- [Exercise requirements]:
Print each entry as it appears. Images stay out of the copy.

- [Provided data]:
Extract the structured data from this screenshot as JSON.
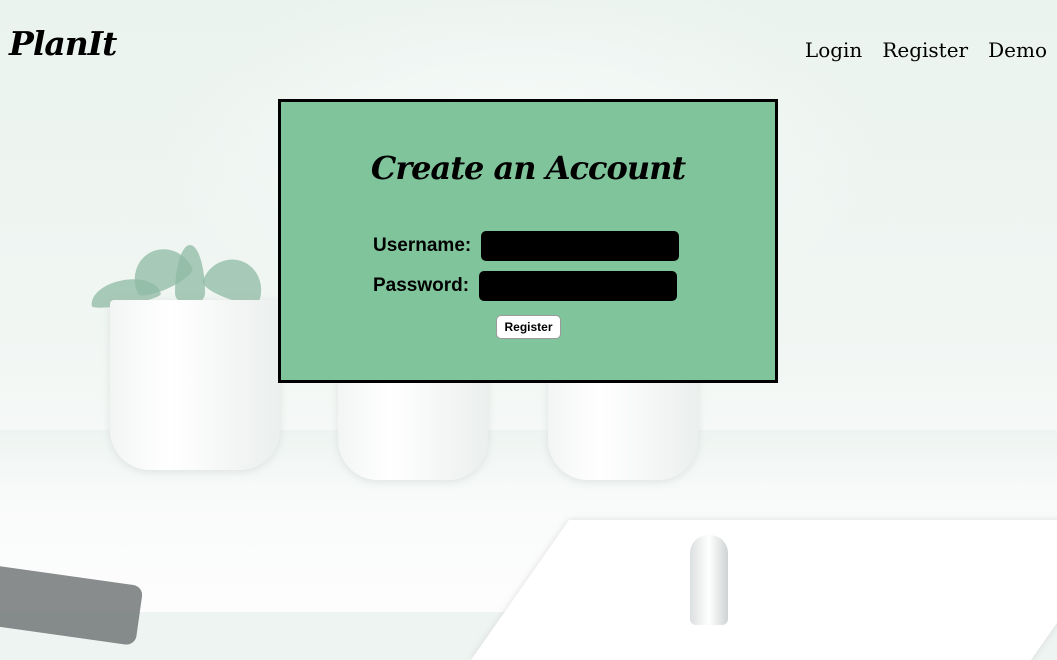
{
  "header": {
    "logo": "PlanIt",
    "nav": [
      {
        "label": "Login"
      },
      {
        "label": "Register"
      },
      {
        "label": "Demo"
      }
    ]
  },
  "form": {
    "title": "Create an Account",
    "username_label": "Username:",
    "username_value": "",
    "password_label": "Password:",
    "password_value": "",
    "submit_label": "Register"
  },
  "colors": {
    "card_background": "#80c49c",
    "input_background": "#000000"
  }
}
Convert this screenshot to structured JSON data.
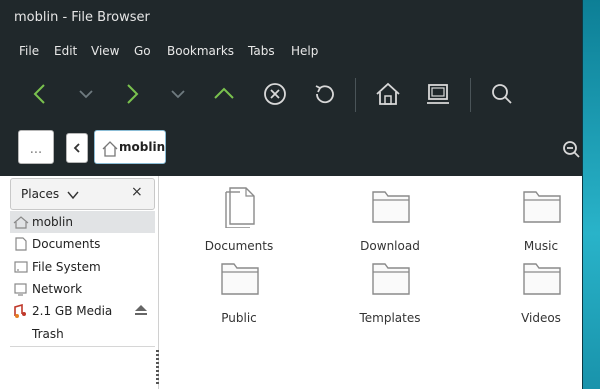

- [Exercise output]:
Extract the structured data from this screenshot as JSON.
{
  "header": {
    "logo": "PlanIt",
    "nav": [
      {
        "label": "Login"
      },
      {
        "label": "Register"
      },
      {
        "label": "Demo"
      }
    ]
  },
  "form": {
    "title": "Create an Account",
    "username_label": "Username:",
    "username_value": "",
    "password_label": "Password:",
    "password_value": "",
    "submit_label": "Register"
  },
  "colors": {
    "card_background": "#80c49c",
    "input_background": "#000000"
  }
}
Convert this screenshot to structured JSON data.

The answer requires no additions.